* WORK REQUEST
Which lines of the listing below contain the word "time"? Copy each of them.

* MATERIAL PROVIDED
'''

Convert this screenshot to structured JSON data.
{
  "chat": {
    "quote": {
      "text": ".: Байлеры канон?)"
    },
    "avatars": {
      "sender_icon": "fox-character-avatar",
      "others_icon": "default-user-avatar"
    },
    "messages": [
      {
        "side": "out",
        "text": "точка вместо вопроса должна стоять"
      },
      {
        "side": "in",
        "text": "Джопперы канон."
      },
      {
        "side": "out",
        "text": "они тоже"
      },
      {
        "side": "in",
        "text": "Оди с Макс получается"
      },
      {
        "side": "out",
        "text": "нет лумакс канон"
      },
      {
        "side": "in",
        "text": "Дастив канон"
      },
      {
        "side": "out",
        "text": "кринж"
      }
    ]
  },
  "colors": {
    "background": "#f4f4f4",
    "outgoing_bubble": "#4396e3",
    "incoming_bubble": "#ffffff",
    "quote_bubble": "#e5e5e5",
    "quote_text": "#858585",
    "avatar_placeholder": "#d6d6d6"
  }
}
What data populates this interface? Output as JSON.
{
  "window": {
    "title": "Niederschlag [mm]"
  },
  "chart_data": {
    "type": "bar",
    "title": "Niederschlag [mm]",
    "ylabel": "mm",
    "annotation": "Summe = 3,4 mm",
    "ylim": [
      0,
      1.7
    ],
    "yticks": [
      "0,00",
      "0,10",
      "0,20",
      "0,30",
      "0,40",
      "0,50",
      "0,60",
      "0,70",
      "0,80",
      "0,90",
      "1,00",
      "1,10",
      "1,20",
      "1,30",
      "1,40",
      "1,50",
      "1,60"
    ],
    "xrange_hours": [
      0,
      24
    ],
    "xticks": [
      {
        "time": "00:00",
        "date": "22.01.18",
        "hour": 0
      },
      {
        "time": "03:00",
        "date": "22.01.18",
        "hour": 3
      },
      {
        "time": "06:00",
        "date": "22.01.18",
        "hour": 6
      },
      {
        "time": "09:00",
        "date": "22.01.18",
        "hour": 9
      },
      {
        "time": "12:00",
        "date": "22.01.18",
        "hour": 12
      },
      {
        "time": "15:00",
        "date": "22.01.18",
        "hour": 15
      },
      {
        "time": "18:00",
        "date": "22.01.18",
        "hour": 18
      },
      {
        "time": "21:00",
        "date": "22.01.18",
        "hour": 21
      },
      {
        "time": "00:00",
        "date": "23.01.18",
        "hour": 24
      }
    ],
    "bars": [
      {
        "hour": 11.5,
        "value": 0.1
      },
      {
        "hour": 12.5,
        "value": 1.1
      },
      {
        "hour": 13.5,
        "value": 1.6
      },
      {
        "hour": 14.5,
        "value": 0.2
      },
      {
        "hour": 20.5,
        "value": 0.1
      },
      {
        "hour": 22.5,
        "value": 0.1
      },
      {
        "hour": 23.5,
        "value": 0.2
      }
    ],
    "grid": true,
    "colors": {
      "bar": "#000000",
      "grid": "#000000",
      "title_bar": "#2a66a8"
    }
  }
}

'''

* SOLUTION TO THE PROBLEM
        "time": "00:00",
        "time": "03:00",
        "time": "06:00",
        "time": "09:00",
        "time": "12:00",
        "time": "15:00",
        "time": "18:00",
        "time": "21:00",
        "time": "00:00",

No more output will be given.